Domestic Silk Moth

Domestic Silk Moth – Be Gentle, Be Kind

Domestic Silk Moth illustrated by Ravenari


Life and death. Sacrifices. What is your legacy? Be careful what you create doesn’t consume you. Loss and mourning. Grief. You have given away too much of yourself to others. Dependence. Look for those who would protect you. Endless love. Night secrets. Death and its symbolism. Scientific advancement comes with sacrifice. Look to the dark for guidance. Unusually fearless. Women in mythology and folklore. No one is lost forever, but some are lost for now. Be gentle, be kind.


The domestic silk moth (Bombyx mori) is an insect dependent on humans to live, and no longer found in the wild, though it was once native to China. It is known worldwide as the primary source of silk, and vital in sericulture (silk farming). It was originally domesticated from Bombyx mandarina. Sericulture has been practiced in China for at least 5,000 years, and spread to many other countries in the world.

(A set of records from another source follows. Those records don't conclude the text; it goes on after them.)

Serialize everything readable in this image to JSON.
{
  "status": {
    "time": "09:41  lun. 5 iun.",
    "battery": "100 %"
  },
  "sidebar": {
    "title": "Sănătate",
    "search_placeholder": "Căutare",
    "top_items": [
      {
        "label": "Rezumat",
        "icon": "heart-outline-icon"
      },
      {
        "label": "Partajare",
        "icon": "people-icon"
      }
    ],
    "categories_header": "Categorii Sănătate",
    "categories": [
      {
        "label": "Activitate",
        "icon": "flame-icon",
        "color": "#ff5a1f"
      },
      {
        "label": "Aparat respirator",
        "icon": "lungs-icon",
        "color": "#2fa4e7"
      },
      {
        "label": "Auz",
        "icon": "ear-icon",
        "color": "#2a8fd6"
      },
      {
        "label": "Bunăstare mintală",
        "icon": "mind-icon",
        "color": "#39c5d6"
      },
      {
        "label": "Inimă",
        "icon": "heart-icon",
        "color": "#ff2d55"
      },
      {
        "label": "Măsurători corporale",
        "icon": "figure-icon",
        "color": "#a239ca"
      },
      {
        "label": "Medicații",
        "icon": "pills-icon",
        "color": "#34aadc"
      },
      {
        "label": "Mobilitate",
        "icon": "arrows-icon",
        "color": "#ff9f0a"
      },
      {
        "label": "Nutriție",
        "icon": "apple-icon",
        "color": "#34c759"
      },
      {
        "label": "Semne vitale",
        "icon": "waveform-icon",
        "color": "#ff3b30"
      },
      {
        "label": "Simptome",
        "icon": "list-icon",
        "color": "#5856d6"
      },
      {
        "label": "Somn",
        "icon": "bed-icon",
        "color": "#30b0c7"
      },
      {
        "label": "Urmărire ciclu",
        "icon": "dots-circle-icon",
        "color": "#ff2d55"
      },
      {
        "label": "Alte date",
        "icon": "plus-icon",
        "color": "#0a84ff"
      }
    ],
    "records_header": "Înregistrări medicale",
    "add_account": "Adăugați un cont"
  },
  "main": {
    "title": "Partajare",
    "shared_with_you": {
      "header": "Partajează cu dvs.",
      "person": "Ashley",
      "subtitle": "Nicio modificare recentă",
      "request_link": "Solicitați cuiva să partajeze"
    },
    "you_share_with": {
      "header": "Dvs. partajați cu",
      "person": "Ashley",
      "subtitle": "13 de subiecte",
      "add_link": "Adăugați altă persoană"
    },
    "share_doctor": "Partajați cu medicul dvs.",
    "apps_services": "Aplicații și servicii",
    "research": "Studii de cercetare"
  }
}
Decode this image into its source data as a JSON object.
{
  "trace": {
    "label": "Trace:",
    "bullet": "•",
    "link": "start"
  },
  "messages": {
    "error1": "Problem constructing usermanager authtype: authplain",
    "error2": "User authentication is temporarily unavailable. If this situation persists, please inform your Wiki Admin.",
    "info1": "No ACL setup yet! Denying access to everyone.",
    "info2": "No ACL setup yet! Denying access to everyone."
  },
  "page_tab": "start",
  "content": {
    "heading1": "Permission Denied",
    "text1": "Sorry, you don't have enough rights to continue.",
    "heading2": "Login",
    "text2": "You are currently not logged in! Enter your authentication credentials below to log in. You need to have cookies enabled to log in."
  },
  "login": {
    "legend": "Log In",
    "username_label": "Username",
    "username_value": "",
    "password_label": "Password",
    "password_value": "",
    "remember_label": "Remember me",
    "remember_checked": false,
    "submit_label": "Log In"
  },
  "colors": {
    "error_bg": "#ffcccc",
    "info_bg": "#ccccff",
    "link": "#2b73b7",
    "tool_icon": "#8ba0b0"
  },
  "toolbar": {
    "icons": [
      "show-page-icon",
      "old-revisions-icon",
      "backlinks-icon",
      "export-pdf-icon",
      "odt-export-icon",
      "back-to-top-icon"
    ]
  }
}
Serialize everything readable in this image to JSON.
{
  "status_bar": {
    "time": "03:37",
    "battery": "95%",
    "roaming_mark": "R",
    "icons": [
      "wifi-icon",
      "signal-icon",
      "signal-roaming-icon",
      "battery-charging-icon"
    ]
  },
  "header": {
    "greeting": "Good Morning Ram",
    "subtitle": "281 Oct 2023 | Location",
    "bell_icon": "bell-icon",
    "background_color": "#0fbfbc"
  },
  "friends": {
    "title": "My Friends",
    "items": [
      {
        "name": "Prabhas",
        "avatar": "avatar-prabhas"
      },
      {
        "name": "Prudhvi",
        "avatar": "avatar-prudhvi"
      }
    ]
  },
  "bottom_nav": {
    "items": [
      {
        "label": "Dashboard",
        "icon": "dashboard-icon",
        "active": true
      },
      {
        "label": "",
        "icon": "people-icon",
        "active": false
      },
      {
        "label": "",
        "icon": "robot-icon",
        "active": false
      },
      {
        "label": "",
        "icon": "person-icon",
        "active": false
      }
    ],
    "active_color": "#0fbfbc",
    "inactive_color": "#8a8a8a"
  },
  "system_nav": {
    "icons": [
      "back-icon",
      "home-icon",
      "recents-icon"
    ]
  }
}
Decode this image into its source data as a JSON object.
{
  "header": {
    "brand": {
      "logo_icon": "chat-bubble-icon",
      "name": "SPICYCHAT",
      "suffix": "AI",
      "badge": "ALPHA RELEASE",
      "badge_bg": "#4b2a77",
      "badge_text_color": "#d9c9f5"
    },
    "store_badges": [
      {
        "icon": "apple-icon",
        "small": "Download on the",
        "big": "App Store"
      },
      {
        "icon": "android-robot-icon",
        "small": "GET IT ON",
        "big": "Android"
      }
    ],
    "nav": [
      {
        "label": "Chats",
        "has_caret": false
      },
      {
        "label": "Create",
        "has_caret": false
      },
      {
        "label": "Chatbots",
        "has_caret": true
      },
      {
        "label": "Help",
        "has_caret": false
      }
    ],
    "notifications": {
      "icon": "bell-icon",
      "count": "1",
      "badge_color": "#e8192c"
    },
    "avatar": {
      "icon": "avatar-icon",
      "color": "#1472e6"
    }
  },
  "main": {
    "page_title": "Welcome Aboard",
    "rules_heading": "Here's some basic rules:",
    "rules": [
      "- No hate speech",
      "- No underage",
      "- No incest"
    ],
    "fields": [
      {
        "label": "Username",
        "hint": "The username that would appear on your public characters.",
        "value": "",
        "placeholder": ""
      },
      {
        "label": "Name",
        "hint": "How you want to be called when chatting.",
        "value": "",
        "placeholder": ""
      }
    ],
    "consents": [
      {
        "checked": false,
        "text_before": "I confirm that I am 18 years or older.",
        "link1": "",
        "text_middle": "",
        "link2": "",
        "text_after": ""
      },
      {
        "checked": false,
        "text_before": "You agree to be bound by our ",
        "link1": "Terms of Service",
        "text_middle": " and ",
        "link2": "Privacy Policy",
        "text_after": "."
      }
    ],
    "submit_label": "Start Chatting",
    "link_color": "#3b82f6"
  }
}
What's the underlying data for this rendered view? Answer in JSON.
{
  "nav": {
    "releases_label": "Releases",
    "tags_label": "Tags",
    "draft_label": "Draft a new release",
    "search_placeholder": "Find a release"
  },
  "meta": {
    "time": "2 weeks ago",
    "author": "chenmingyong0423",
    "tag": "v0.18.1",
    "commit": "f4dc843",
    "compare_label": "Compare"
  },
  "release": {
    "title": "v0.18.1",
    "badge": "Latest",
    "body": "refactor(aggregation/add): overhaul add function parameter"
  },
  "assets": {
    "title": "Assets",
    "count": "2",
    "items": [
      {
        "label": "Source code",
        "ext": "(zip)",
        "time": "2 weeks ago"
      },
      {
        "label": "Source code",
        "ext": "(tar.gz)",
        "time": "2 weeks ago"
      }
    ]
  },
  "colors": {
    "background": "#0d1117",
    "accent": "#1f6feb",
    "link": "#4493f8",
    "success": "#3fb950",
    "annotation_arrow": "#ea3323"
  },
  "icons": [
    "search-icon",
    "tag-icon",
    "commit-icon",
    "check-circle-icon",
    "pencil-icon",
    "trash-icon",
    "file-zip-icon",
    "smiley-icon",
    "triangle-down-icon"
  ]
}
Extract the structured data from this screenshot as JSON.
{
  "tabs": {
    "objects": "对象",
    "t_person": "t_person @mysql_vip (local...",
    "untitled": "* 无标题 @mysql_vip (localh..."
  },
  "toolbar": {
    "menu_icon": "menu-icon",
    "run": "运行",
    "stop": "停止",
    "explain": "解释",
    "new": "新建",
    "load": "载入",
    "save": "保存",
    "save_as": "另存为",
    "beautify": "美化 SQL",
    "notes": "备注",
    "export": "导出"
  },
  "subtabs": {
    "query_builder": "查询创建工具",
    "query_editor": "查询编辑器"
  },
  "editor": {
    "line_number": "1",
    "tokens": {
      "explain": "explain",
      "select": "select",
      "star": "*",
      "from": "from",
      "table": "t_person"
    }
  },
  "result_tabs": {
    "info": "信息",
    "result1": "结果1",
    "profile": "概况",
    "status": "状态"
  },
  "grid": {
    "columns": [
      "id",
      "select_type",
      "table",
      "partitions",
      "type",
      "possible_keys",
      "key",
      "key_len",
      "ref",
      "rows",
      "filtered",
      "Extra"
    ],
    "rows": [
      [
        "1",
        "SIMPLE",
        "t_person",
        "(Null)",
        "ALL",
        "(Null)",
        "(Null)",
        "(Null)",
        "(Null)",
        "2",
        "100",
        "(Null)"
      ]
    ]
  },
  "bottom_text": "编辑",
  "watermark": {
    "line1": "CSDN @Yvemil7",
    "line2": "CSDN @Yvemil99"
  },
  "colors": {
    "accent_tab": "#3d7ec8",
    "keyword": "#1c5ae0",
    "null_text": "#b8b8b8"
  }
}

Domestic silk moths have lost their colour pigmentation, the ability to functionally fly overall (with some exceptions), and larva have lost the ability to properly hang off young leaves to feed on them, meaning they are fully dependent on humans to survive. Adult moths may be able to fly briefly, but sustained flight can no longer be achieved because their bodies are too big for their small wings. They have a wingspan of 3-5 centimetres and a white-cream hairy body. Females are 2-3 times bulkier than males. They have reduced mouthparts and don’t feed, though they can be fed with human assistance. Females will die after laying hundreds of eggs. Males need human assistance in finding a mate, and domestic silk moths no longer fear predators. They have evolved tolerance for human presence and handling, and living in crowded conditions.

Silkworms are herbivores and have a preference for mulberry leaves, particularly white mulberry, but can eat a few other plants as well. When they enter the pupal stage of their lives, they spin their cocoons out of silk (approximately 300-900 metres of pure silk thread) which provides protection. The silk gland makes up a quarter of its bodyweight. It releases proteolytic enzymes to make a hole in the cocoon so it may emerge as a moth. Due to the fact that these enzymes damage the silk, silkworms are boiled alive in their cocoons to preserve the silk, a practice very controversial among animal activists. Around 2,000-3,000 cocoons are required to make 1 pound of silk, with over 70 million pounds of raw silk produced each year (10 billion cocoons). Boiled silkworms are eaten in many countries in the world, being a healthy and tasty source of fat and protein.

Due to the fact that it’s easy to raise and grow, the domestic silk moth has been studied extensively by researchers and scientists, and is often raised in primary and secondary school projects to demonstrate the life cycle of moths and butterflies. The silkworm has helped crucial science in the areas of pheromones, hormones, brain structures and physiology. They have even been genetically altered to successfully produce spider silk. In Vietnamese mythology, silkworms have been associated with maidens escaping from rape, capture and torture, and are connected to the goddess, Guanyin. In other countries, mythology associated with the silkworm are often connected to stories relating to the subjugation, victimisation and subsequent empowerment of women.